------ PROVIDED RECORDS
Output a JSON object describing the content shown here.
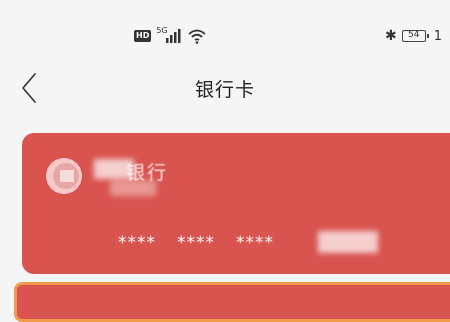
{
  "status_bar": {
    "hd_label": "HD",
    "network_label": "5G",
    "battery_level": "54",
    "time_partial": "1",
    "icons": [
      "hd-badge",
      "signal-icon",
      "wifi-icon",
      "bluetooth-icon",
      "battery-icon"
    ]
  },
  "nav": {
    "back_icon": "chevron-left-icon",
    "title": "银行卡"
  },
  "card": {
    "bank_name_visible": "银行",
    "number_groups": [
      "****",
      "****",
      "****"
    ],
    "colors": {
      "card": "#d9534f",
      "peek_border": "#f19a4a"
    }
  }
}
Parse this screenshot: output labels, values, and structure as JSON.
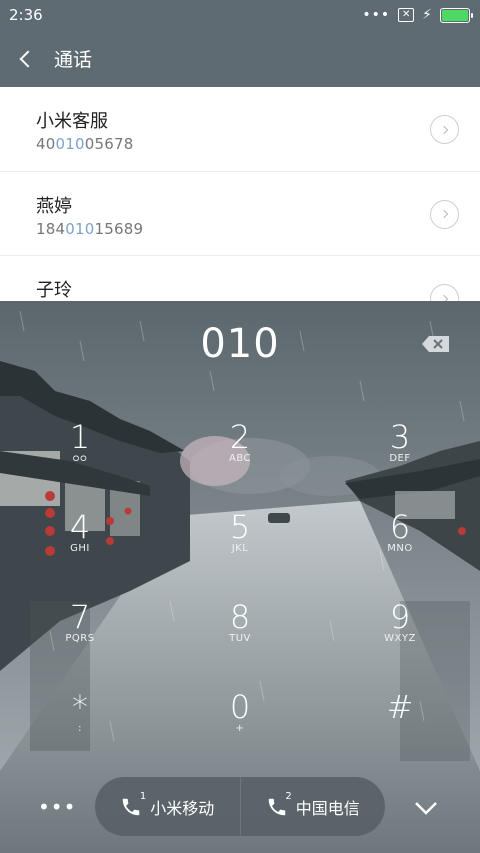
{
  "status_bar": {
    "time": "2:36",
    "icons": [
      "more-dots-icon",
      "sim-x-icon",
      "charging-bolt-icon",
      "battery-icon"
    ],
    "battery_fill": 1.0,
    "battery_color": "#4cd964"
  },
  "header": {
    "back_icon": "chevron-left-icon",
    "title": "通话",
    "background": "#5f6b73"
  },
  "contacts": [
    {
      "name": "小米客服",
      "number_before": "40",
      "number_match": "010",
      "number_after": "05678"
    },
    {
      "name": "燕婷",
      "number_before": "184",
      "number_match": "010",
      "number_after": "15689"
    },
    {
      "name": "子玲",
      "number_before": "",
      "number_match": "",
      "number_after": ""
    }
  ],
  "dialer": {
    "input": "010",
    "backspace_icon": "backspace-icon",
    "keys": [
      {
        "digit": "1",
        "letters": "ᴑᴑ"
      },
      {
        "digit": "2",
        "letters": "ABC"
      },
      {
        "digit": "3",
        "letters": "DEF"
      },
      {
        "digit": "4",
        "letters": "GHI"
      },
      {
        "digit": "5",
        "letters": "JKL"
      },
      {
        "digit": "6",
        "letters": "MNO"
      },
      {
        "digit": "7",
        "letters": "PQRS"
      },
      {
        "digit": "8",
        "letters": "TUV"
      },
      {
        "digit": "9",
        "letters": "WXYZ"
      },
      {
        "digit": "*",
        "letters": ":"
      },
      {
        "digit": "0",
        "letters": "+"
      },
      {
        "digit": "#",
        "letters": ""
      }
    ]
  },
  "bottom_bar": {
    "more_label": "•••",
    "sim1": {
      "label": "小米移动",
      "slot": "1"
    },
    "sim2": {
      "label": "中国电信",
      "slot": "2"
    },
    "collapse_icon": "chevron-down-icon"
  }
}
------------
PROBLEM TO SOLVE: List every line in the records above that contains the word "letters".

ANSWER BOX:
        "letters": "ᴑᴑ"
        "letters": "ABC"
        "letters": "DEF"
        "letters": "GHI"
        "letters": "JKL"
        "letters": "MNO"
        "letters": "PQRS"
        "letters": "TUV"
        "letters": "WXYZ"
        "letters": ":"
        "letters": "+"
        "letters": ""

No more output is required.